In October 1949 the paper reported that it had been accepted into the Catholic School Press Association “with a rating of First Honors, the second highest classification for High School newspapers. The rating was based on all of last year’s monthly publications, and a separate award, Second Honors, was given to The Last Roundup.”
In March 1950 The Roundup sponsored two writing contests. The first was an essay over the topic: The Catholic Answer to Communism. The students could research the topic to ready themselves for the contest but bring no source work with them to the library after school when the event was held. The winners would be recognized at graduation. The second contest was to write an original short story. The winner received $5.00 and had his story published in The Last Roundup. The banquet was held at Italian Village on May 4.
In 1952 – 1953 The Roundup was almost shut down for lack of funds. The Ministers Diary of September 1952 notes the decision that “In view of the Bishop’s attitude concerning interference of the selling of advertising in High School Papers with His Diocesan newspaper advertising, the printing of the Roundup will be discontinued, and a Ditto Edition of several pages will appear at intervals.”
Fortunately, a group of mothers held a series of Bingo parties to raise funds. The short story contest continued. The requirements were: “The story must be original and its length must be five hundred to fifteen hundred words. Stories that are typewritten must be double spaced on regular typewriting paper, and handwritten copies must be done neatly in ink.”

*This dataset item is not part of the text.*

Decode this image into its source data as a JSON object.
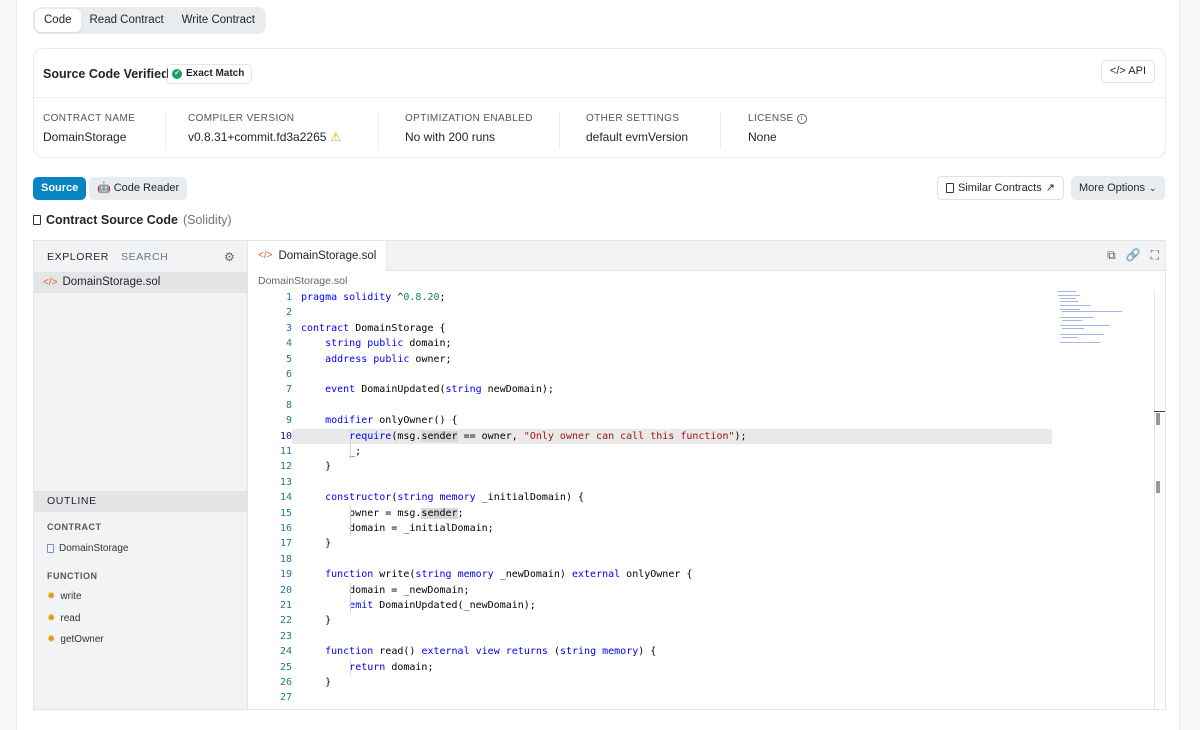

The paper had two moderators this year, Mr. C. E. Johnson, S. J. and Mr. J. L. Vessels, S. J., one to deal with the financial problems and one to oversee the production. They announced an English essay contest over the life of St. Francis Xavier, What Does It Profit? 46 boys entered.
The Province Prefect report in 1954 noted that the paper “is financed by sponsors, since advertising in school papers is not countenanced in Dallas. The article are well written and have the spontaneity and freshness of the student-writers who produce them.”
The 1955 yearbook, under the direction of Mr. Earl Johnson, S. J., became the first hardcover yearbook. The Province Prefect report noted: “This year for the first time the school will produce a yearbook, instead of the ‘Final Roundup.’ It is understood that the yearbook can be produced as cheaply as the booklet that the school formerly published. The difference is in that the yearbook will be done by offset process, whereas in the booklet it was necessary to use cuts and regular printing. The plan is good. But as the school grows larger there be a tendency to let the yearbook become an expensive operation. I think that this should be guarded against.”
In 1956 – 1957 the staff was split into two groups, one for The Roundup and one for The Last Roundup. The March 8, 1957, Roundup reported extensively about the paper’s history and behind the scenes work. Under the direction of Mr. Richard W. McGowan, S. J., the newspaper returned “to newsprint in eight pages. This change enables The Roundup both to give a more current coverage of the news and to publish more pictures.”
According to the news coverage, McGowan would often claim in a stern and forbidding voice: “This is absolutely the last paper I’m going to put out. If those editors want to put out another one, it’s up to them . . . don’t expect me to do all the work again.” However, as time passed between editions McGowan regained his good humor and helped.
At this time The Roundup sent copies to many places across the city, state, country, and world. “In Dallas the Roundup [sic] is sent to most of the public high schools, to all the pastors and parish schools, to the Texas Catholic, the Chancelory, and the Public Library.”
It went to all Texas schools, both Catholic and non-Catholic, with which the school played football. It was mailed to all the Jesuit High Schools, to many Jesuit houses, and to priests who had served at Jesuit Dallas. In addition, it was mailed to Jesuits overseas, from Belgium, Ceylon, Cuba, Rome and Spain. Special “couriers” brought the paper to the local girls schools.
The 1957 Last Roundup, under the direction of Mr. R. Miller S. J. and Tracy Johnson as editor-in-chief, debuted a padded cover which would remain for some time. It sold for $4.00 with a $2.00 deposit. As the March 8, 1957 edition explains, “The sponsor drive this year is limited to Roundup and Las Roundup members. This drive will pay for the Roundup during the year . . . which is currently being distributed free, and will also help pay expenses on the Last Roundup. Each member’s quota is $100.00.”
The 1957 banquet was held at Donlen’s restaurant on Sunday, April 21. The staff was noted not only for the more frequent coverage but also for distributing the paper free since it was supported by profits from the yearbook. One speaker, graduate Mr. Burns and a former staff member noted that reporting and writing would help the students throughout their lives. “He said the ability of a person to express himself and his ideas would always . . . mark him as a learned man” (The Roundup May 1957).
All this work demanded workers, and the editor issued a passionate plea for more staff: “Five hundred students, all taking English four years, and thirty-five put out the school paper.”
Sources: The Principal’s and Minister’s Diaries, The Province Prefect Annual Report 1953, The Mothers’s Club Scrapbooks, and the student school newspaper, The Roundup)